Making Space for Earth
Sep 10, 2018
On any given day, Zoubaida Salman instructs a classroom of 15-year-olds at the Sur Baher Girls School in East Jerusalem, where she has served as the science teacher and Environment and Health Coordinator for the past 22 years. One of the most important lessons comes from their backyard: water is... Read More
Jan 29, 2018
Despite its massive size, the blue whale is listed as endangered by the International Union for Conservation of Nature. Learn how earth-observing satellites are reducing our impacts on threatened marine wildlife.
Jan 16, 2018
The largest contiguous irrigation system on Earth provides water to 100 million people across South Asia. Until recently, monitoring the amount and location of available irrigation water could be a large undertaking of both labor and equipment. Enter Earth-observing satellites. Now, that enormous... Read More
Earth, Climate Change
Jan 2, 2018
When life and livelihood depend upon the rain, the whim of weather creates a precarious relationship between farmer and Mother Nature.
Dec 26, 2017
Ozone is a highly reactive gas that can be broadly divided into two categories—“good” and “bad.” Good ozone is found in the stratosphere and shields the Earth from harmful levels of ultraviolet radiation; bad ozone is created near the ground level from various natural and human sources, and can... Read More
Dec 10, 2017
The Soda Fire ignited on August 10, 2015, burning across the rugged landscape of southwest Idaho and eastern Oregon. Feeding on sagebrush, cheatgrass, and mountain mahogany, the blaze expanded quickly, from 78,000 acres on the morning of August 12, to 120,000 acres by that afternoon.
Nov 28, 2017
Data from above guided an unprecedented effort to help Nepal recover from a series of devastating earthquakes The Nepal earthquake disaster launched a global humanitarian effort in 2015. Even as the dust still settled, space-based information aided the nation’s recovery… and watched for new hazards...
Nov 13, 2017
Earth observations are aiding the mission to end river blindness. When a former president of the United States asked for assistance in eliminating a debilitating disease from the Americas, it was a challenge we decided to take on.
Oct 30, 2017
What’s a long-billed dowitcher worth? How about a spotted sandpiper? For some rice farmers in California’s Central Valley, renting out a priceless avian oasis is bringing both economic benefits and ecological rewards.
Oct 16, 2017

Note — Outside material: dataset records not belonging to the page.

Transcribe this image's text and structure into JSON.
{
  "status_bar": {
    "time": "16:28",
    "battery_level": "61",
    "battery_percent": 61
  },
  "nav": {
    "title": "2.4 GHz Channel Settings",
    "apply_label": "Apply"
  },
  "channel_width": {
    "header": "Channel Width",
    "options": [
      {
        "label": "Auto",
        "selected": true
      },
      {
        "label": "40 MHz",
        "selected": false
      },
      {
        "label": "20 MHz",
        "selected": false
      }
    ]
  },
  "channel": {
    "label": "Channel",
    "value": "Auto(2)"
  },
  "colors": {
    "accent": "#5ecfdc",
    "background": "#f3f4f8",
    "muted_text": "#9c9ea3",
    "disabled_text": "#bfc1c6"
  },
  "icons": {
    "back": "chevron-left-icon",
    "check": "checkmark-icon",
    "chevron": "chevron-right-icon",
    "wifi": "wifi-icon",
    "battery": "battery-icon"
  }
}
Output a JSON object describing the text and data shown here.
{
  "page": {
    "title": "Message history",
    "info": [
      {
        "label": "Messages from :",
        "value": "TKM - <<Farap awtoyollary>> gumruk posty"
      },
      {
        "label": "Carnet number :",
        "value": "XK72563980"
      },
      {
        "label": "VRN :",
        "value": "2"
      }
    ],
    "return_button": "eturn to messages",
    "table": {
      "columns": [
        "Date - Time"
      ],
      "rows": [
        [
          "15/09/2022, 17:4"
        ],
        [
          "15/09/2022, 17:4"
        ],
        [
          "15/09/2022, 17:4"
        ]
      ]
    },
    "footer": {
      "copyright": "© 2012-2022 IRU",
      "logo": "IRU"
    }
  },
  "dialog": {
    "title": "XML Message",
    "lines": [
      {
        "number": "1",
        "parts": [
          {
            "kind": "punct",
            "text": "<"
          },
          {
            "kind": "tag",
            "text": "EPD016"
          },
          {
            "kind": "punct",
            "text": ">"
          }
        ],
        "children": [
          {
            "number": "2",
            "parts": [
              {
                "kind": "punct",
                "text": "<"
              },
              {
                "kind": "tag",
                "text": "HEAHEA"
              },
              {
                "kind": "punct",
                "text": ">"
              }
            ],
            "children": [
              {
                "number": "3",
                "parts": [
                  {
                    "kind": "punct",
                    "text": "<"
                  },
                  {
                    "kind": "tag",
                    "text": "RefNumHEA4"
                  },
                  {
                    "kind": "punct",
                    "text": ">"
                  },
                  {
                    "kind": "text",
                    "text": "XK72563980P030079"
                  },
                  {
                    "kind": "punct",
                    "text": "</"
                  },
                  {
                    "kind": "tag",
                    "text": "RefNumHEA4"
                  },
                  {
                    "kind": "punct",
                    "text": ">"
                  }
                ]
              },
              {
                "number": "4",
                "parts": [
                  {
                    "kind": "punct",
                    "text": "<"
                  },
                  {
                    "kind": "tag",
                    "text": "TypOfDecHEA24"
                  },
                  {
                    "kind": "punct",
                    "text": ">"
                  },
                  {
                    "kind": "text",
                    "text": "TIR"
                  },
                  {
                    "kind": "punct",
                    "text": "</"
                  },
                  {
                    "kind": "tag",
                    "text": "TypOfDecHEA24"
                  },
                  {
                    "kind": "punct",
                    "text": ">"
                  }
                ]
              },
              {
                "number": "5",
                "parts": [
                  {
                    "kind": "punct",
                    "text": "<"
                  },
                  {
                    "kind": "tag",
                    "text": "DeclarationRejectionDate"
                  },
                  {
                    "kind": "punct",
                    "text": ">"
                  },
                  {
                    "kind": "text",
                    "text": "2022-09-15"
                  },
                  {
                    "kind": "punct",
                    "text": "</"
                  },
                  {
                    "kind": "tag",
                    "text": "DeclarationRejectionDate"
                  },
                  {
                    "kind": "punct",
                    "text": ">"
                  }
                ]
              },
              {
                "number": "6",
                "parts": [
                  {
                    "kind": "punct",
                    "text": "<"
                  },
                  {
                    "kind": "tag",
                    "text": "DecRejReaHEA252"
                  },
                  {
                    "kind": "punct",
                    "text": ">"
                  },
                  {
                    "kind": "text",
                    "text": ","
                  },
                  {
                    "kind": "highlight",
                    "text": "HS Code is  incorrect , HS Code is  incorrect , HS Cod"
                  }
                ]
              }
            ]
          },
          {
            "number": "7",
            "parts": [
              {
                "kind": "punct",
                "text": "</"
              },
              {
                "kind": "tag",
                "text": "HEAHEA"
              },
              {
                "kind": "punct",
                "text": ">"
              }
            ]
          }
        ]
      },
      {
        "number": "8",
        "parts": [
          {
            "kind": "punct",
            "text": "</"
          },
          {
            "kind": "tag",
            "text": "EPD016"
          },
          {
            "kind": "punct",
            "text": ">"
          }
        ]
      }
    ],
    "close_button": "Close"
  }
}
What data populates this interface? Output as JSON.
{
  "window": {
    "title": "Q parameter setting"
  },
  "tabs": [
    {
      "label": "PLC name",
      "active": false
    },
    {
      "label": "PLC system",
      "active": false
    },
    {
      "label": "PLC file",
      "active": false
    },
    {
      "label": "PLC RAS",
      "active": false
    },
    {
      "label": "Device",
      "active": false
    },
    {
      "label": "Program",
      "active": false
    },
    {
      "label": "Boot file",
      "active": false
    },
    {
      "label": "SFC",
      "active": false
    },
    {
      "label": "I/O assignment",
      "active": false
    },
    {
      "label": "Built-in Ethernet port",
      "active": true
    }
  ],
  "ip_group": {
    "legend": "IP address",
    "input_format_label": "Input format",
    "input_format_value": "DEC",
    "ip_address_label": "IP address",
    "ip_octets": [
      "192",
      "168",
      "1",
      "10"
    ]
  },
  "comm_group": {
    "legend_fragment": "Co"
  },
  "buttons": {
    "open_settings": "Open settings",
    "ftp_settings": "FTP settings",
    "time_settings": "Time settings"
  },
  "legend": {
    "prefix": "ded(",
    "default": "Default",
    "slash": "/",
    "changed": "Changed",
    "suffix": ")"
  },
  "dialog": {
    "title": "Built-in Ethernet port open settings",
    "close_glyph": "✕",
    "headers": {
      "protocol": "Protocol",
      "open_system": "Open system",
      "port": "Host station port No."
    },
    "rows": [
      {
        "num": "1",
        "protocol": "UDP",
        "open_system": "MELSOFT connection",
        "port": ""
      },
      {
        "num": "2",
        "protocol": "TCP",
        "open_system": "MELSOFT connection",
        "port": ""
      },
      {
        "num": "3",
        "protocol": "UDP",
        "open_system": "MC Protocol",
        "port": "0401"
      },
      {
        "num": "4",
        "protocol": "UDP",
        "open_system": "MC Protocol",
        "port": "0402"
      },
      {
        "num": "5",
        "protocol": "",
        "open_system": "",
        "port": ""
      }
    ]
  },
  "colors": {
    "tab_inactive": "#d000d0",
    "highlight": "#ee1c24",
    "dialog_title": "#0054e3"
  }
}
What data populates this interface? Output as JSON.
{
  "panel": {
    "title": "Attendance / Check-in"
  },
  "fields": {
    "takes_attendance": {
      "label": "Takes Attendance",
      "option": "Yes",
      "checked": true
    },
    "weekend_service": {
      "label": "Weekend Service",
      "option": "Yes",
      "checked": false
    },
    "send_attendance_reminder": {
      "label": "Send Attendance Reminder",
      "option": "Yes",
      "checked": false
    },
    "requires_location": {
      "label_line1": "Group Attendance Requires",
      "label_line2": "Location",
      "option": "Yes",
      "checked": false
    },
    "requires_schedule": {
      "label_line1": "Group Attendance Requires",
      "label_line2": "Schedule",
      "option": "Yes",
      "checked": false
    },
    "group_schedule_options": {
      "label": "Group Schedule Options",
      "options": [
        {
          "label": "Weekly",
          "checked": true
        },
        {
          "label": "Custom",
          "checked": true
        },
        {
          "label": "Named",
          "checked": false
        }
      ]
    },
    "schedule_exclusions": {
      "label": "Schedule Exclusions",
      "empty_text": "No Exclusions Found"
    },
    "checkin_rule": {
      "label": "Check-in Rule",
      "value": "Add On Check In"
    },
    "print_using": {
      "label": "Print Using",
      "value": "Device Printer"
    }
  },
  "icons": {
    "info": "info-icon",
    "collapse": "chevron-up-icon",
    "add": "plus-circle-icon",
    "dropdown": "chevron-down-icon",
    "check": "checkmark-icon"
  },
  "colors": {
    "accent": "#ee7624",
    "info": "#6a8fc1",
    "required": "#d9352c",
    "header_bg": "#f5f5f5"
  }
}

Atlanta is a bustling American metropolis of concrete and steel. It also boasts extensive parks, gardens, and urban forests. As with other growing metro areas, the city has been seeking ways to balance this green canopy and its vital infrastructure—especially as its population is expected to double... Read More
Oct 2, 2017
Located on the southern shore of Georgian Bay in Ontario, the idyllic Great Lakes town of Collingwood has been battling a growing problem—an invasive wetland reed called Phragmites australis. And the town is not alone in its fight.
Earth, Climate Change
Sep 18, 2017
It’s estimated that Hurricane Harvey dumped more than 30 trillion gallons of water across parts of the U.S. – most of it in east Texas and Louisiana.
Sep 5, 2017
Along Antarctica’s coastline, marine mammals, seabirds, and aquatic life thrive in the icy, krill-rich waters of the Southern Ocean. One of many species that depends on krill for their diet, Adélie penguins are distributed around the Antarctic coast and nest in some the world’s most remote places.
Aug 21, 2017
The ecological footprint of the world’s tropical rainforests is enormous. It’s estimated they support 50 percent of all terrestrial life, yet cover less than seven percent of the globe. A SERVIR project put space-based rainforest data online which is fostering innovative applications in Africa.
Aug 7, 2017
Flooding killed more than 125 people in the U.S. in 2016. When disasters threaten the lives of Americans, NASA Earth Science uses its perspective from space to assist response and recovery efforts.